What You Left Behind by Jessica Verdi
Pages: 368 Pages
Genre: Young Adult, Contemporary, Realistic Fiction
Publisher: Sourcebooks, August 2015
*Thank you to the publisher for sending me this book for reviewing purposes*
It’s all Ryden’s fault. If he hadn’t gotten Meg pregnant, she would have never stopped her chemo treatments and would still be alive. Instead, he’s failing fatherhood one dirty diaper at a time. And it’s not like he’s had time to grieve while struggling to care for their infant daughter, start his senior year, and earn the soccer scholarship he needs to go to college.
The one person who makes Ryden feel like his old self is Joni. She’s fun and energetic—and doesn’t know he has a baby. But the more time they spend together, the harder it becomes to keep his two worlds separate. Finding one of Meg’s journals only stirs up old emotions, and Ryden’s convinced Meg left other notebooks for him to find, some message to help his new life make sense. But how is he going to have a future if he can’t let go of the past?
I liked how the issue this book dealt with. Issues such as death, teenage pregnancy, life as a single dad etc. are sometimes very sensitive issues that are often difficult to read about. This book touched these subjects in a very raw and real way. I appreciated that about this book.

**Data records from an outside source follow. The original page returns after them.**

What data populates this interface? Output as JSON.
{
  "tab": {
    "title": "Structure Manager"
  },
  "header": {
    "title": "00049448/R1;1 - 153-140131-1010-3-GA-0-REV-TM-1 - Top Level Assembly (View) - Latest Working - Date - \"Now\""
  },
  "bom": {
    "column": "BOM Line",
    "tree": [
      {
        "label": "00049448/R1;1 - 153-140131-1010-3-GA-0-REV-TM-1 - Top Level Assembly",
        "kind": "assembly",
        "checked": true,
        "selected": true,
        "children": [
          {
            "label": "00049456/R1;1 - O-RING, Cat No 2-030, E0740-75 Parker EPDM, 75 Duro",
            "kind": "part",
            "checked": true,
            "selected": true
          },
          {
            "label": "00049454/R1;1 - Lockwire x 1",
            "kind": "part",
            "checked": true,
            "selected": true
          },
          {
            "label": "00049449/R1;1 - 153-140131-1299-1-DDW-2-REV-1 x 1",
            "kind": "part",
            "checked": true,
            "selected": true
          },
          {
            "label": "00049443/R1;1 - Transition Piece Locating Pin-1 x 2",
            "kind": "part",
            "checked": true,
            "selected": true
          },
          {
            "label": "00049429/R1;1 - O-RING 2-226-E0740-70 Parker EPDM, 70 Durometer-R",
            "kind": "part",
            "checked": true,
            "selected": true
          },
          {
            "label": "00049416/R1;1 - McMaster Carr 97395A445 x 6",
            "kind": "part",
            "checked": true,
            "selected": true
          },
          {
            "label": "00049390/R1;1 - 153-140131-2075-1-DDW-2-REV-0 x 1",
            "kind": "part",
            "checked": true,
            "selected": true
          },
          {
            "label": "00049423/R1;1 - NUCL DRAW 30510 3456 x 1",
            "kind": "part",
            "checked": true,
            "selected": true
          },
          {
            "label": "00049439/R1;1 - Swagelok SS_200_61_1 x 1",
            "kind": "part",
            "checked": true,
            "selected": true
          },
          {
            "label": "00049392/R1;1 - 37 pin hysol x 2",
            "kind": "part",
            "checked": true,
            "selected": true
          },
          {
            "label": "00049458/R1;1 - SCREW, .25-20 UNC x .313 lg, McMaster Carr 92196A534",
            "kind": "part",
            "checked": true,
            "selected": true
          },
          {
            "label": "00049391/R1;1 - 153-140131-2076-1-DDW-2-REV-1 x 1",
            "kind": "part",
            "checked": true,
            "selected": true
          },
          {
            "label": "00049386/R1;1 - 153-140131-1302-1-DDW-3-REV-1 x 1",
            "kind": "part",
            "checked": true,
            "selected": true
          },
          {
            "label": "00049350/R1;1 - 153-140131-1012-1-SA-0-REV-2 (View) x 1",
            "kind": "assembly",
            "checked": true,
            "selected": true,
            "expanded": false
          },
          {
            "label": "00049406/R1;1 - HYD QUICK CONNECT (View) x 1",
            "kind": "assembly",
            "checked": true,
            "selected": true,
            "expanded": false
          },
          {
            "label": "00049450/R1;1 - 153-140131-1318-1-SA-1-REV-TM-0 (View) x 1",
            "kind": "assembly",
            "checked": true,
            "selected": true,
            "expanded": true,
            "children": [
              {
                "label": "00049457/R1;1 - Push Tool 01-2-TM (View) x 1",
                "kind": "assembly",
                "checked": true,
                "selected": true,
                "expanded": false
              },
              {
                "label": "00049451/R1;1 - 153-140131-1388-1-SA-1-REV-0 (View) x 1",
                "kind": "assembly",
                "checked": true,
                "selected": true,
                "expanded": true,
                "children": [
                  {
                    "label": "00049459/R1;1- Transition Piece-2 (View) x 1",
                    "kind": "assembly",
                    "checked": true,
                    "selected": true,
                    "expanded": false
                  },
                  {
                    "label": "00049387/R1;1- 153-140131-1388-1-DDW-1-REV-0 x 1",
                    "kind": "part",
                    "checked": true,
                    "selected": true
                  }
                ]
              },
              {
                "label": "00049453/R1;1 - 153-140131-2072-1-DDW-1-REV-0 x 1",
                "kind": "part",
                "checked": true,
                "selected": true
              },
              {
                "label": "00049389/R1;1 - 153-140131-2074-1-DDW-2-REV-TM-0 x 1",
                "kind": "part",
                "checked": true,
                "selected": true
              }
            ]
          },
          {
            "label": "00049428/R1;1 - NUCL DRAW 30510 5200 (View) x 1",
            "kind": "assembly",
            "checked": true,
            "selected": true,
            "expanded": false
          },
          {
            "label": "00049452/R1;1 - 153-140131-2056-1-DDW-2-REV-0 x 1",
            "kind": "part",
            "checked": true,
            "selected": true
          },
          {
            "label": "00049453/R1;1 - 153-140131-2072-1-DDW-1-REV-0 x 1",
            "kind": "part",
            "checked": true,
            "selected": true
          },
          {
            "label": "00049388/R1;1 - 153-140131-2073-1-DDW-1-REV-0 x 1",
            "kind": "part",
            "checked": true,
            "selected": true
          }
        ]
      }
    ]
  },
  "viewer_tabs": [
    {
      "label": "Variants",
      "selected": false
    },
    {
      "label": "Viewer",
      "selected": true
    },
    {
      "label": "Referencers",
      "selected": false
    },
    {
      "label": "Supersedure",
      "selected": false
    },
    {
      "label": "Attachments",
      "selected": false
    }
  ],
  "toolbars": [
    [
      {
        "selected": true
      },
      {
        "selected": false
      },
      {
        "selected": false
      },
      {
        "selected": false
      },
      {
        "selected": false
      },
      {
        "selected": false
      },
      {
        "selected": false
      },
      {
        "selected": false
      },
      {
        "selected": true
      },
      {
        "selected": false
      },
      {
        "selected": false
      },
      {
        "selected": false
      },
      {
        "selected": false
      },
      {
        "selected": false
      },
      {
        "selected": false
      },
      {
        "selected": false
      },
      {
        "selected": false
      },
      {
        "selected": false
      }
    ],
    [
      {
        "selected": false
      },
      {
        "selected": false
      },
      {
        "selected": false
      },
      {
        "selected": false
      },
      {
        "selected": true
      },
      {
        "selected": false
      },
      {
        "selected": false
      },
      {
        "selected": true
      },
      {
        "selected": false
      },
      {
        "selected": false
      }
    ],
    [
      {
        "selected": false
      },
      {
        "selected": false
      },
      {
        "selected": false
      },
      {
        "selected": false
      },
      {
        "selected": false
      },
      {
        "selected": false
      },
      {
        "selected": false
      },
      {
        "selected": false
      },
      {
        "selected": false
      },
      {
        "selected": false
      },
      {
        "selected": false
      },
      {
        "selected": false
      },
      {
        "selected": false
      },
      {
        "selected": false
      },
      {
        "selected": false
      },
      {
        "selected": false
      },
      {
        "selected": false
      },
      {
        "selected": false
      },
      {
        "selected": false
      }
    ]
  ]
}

I really liked the depiction of the relationships between certain characters. The best one I would say is between Alan and Ryden — Verdi does a great job at showing the struggles the two have in finding a way to remember Meg but still moving on at the same time. The relationship between Ryden and his mom were really interesting as well. One key aspect I found the most interesting was how the characters were imperfect. I found myself getting frustrated at the characters for making certain decisions during the book, however I realized that this is just simply reality. Not everyone is going to make the right decisions 24/7. Verdi finds a great way to display this human quality through the characters in this book.
Overall, I felt like all the situations/problems that Ryden had to deal with made it very realistic. It added to the level of complexity of the plot.
I just didn’t like the romance that was going on in this book. It just didn’t feel right, forced almost. It felt unnecessary. My next sentence is a little bit spoiler-ish, so you might want to skip ahead to the next section of my review if you haven’t read this book! I honestly just didn’t buy the romance between Ryden and Joni; I couldn’t see their connection or understand it. I’m glad that their relationship wasn’t the focal part for the entire book.
Writing Style: 4/5
I found that I was a little frustrated while I was reading this book, however, I found that the ending/how the problems at hand wrapped up eased my frustrations. The raw reality of this book makes it a really touching book. I found that I grew to like Ryden more — he was just a teenager, dealing with issues that were bigger than him. This book definitely gave great insight into life as a teenager parent and dealing with the issues that coincide with being one.